The second distinguishing feature of Qwan is Aki Shimizu’s gorgeous artwork, which draws on anime, guo hua (classical Chinese painting), and wuxia films for its aesthetic. Though Shimizu usually blends these different styles into a seamless whole, she occasionally makes explicit, almost self-conscious quotations of her influences. In this panel, which appears in the very first chapter, she gracefully echoes the undulating lines and shapes of Chinese landscape paintings, even adding a delicately stylized pine tree in the foreground:
Her fight scenes, too, are steeped in Chinese influences. Using dramatic angles, she makes her characters look as weightless as the wire-fu acrobats in Curse of the Golden Flower and House of Flying Daggers; her fight scenes verge on ballet, beautifully choreographed sequences of tumbling bodies and arcing swords. In this sequence, for example, Qwan goes mano-a-mano with a tiger demon, eventually gaining the upper hand by vaulting onto the monster’s back:
Qwan then consumes the demon at the end of their protracted battle, the demon’s body dissolving into an inky swirl:
Oh, and Shimizu draws some pretty nifty monsters, too. This one suggests a Maltese-water buffalo hybrid with prehensile toes:
So why wasn’t Qwan a bigger hit? I think narrative complexity was a factor. Though the story is a rich tapestry of political history and myth, Shimizu refuses to spoon feed information to the reader; we’re just as confused and disoriented as Qwan himself is. That kind of reading experience can be quite rewarding, but the absence of an omniscient narrator demands more of the audience, forcing us to pore over the text and make connections on our own. Shimizu’s artwork and characterizations are up to the task, but impatient readers will easily miss crucial details in their haste to get to the fight scenes.

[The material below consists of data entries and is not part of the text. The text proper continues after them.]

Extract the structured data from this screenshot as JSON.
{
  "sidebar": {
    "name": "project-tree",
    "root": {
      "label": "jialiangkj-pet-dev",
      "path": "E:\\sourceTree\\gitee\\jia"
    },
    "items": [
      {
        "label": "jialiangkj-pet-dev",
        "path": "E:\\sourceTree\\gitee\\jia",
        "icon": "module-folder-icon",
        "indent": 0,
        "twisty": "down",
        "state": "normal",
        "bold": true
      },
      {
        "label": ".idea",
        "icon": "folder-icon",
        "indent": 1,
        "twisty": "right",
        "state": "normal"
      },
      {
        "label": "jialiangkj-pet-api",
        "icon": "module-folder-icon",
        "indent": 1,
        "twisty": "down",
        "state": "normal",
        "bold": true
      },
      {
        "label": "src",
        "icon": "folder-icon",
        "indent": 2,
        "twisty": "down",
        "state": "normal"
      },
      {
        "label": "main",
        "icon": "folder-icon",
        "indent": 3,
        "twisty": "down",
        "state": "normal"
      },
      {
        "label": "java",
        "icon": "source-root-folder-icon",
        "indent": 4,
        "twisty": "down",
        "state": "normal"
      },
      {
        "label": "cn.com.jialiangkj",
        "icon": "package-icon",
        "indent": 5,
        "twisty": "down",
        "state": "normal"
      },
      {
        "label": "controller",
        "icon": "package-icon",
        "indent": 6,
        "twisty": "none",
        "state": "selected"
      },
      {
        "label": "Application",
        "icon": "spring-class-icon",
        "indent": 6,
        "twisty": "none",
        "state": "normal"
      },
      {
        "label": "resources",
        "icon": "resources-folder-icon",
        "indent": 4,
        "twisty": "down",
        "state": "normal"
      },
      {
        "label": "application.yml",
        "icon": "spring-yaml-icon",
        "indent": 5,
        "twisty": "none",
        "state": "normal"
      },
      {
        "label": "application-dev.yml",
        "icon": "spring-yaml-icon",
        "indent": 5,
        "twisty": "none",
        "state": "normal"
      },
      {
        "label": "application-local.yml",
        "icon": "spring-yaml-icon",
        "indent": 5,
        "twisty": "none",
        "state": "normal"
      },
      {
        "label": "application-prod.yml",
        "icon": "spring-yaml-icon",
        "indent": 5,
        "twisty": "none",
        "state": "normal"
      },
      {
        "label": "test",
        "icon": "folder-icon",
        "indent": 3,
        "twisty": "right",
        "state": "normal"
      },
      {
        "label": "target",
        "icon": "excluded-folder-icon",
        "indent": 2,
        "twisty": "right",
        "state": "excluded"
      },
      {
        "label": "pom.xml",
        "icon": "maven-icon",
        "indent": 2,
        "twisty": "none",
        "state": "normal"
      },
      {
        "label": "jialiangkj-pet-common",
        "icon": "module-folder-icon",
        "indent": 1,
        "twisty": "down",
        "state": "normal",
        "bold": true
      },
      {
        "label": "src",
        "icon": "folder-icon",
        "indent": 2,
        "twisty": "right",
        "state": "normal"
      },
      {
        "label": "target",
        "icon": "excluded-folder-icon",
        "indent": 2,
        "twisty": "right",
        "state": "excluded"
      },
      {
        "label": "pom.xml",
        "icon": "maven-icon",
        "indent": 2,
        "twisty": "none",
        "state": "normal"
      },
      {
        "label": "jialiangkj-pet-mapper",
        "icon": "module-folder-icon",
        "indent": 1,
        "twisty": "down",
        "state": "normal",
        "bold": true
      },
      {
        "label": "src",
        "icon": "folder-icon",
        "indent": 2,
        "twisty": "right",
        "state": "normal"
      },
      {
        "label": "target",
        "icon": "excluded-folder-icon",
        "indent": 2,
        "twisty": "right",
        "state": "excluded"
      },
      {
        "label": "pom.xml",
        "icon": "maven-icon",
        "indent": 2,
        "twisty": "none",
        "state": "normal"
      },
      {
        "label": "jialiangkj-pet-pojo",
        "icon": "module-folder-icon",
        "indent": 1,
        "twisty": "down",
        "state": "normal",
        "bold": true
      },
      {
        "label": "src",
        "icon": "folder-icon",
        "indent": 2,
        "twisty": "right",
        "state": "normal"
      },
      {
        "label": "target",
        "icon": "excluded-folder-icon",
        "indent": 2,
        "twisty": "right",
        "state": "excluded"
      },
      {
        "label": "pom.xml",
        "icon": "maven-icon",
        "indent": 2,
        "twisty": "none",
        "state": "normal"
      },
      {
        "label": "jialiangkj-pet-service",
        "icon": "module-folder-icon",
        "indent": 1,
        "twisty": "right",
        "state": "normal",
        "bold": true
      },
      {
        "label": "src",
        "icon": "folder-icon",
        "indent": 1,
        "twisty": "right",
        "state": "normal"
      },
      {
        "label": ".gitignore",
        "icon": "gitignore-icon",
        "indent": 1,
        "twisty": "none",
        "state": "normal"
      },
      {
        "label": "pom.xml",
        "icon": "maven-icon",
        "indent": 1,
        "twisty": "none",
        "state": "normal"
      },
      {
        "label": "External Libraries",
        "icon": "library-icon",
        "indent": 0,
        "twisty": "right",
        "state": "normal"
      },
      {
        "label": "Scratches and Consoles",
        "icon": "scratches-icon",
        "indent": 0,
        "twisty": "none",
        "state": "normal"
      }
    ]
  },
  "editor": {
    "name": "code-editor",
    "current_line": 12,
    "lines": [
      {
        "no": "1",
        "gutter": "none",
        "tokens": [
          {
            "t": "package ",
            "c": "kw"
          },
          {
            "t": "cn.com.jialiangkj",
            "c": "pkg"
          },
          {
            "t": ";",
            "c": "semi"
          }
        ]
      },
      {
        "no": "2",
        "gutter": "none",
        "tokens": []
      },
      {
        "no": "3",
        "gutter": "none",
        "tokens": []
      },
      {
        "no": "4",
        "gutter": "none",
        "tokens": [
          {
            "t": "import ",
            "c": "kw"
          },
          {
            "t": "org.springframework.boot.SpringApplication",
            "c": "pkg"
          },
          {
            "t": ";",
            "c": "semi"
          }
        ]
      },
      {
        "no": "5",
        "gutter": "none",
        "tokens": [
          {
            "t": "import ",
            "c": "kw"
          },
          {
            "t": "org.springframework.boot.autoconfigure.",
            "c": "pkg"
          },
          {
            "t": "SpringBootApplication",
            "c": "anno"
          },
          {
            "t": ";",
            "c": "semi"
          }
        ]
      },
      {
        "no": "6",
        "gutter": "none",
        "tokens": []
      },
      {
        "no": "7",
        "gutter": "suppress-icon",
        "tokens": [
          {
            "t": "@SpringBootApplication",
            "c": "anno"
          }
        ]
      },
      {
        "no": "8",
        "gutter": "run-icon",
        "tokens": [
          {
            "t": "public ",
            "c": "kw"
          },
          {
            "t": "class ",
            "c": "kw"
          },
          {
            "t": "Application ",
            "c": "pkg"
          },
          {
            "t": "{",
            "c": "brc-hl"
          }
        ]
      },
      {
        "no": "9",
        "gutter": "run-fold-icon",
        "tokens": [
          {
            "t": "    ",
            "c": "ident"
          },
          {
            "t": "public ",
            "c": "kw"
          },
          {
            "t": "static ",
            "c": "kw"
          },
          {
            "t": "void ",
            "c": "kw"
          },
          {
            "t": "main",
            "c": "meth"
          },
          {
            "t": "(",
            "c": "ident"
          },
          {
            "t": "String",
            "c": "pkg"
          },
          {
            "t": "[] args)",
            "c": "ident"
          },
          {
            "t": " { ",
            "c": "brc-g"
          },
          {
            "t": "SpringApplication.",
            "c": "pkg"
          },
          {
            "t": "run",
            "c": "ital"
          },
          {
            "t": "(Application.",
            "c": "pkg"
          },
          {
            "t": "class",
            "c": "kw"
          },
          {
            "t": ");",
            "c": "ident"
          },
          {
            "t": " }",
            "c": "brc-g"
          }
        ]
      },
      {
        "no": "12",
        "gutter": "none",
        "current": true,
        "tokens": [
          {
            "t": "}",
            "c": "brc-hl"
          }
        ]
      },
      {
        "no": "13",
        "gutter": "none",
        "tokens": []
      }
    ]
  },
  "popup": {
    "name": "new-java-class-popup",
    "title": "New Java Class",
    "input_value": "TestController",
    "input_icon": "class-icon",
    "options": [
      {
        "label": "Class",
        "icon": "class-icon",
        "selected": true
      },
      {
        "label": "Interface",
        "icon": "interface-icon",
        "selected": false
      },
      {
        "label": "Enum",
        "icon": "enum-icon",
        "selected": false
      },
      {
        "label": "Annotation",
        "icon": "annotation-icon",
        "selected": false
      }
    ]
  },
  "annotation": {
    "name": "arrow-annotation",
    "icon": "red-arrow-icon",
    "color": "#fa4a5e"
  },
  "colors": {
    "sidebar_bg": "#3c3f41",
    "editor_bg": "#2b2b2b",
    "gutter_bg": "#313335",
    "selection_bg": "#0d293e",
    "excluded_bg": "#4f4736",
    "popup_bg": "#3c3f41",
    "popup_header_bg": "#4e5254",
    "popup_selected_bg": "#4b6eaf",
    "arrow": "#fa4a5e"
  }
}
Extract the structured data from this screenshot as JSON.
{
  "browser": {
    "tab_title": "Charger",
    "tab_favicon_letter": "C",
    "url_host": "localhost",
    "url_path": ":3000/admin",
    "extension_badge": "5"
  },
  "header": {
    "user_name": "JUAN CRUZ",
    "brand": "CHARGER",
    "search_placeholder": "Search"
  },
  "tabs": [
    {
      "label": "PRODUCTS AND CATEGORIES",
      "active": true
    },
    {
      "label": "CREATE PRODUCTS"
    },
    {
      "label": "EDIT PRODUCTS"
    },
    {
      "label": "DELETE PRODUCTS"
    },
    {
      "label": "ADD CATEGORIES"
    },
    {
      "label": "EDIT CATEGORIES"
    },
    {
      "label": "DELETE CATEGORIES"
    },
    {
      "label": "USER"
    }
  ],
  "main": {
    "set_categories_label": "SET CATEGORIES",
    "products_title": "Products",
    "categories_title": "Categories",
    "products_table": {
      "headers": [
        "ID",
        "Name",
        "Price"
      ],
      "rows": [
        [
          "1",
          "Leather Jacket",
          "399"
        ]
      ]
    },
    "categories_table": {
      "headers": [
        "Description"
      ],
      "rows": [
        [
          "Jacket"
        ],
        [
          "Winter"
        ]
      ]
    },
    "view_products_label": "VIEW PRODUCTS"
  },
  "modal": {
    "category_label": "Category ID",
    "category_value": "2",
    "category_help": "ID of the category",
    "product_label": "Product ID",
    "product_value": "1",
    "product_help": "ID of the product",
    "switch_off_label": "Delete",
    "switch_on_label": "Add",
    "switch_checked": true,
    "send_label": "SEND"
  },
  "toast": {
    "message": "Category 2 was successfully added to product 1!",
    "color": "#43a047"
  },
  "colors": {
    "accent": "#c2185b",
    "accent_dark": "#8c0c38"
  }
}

I also think timing was a factor: Qwan‘s fourth volume appeared in 2007, at the height of the manga boom. If you remember that heady period, publishers were releasing more than 1,200 new volumes of manga per year. Titles that didn’t have an obvious hook — say, a popular anime adaptation or a cast of hot male vampires — faced an uphill battle, with bookstores unwilling to continue stocking series whose first or second volumes sold poorly. With little support from the publisher, and few fans blogging about it, Qwan was all but consigned to the remainder bin.
I’m under no illusion that my paean to Qwan will save it from licensing purgatory; for every Yotsuba&!, there are two Tactics, manga that didn’t gain much traction even after a well-publicized rescue. But Qwan is so good that I can’t help but wish that someone will complete the series — perhaps in a digital-only format, or print-on-demand, or an author-sanctioned scanlation. It’s a manga for readers — for people who love great stories and vivid characters, who care more about the quality of the storytelling than the coolness of the concepts and costumes.
QWAN, VOLS. 1-4 • BY AKI SHIMIZU • TOKYOPOP • RATING: OLDER TEEN (16+)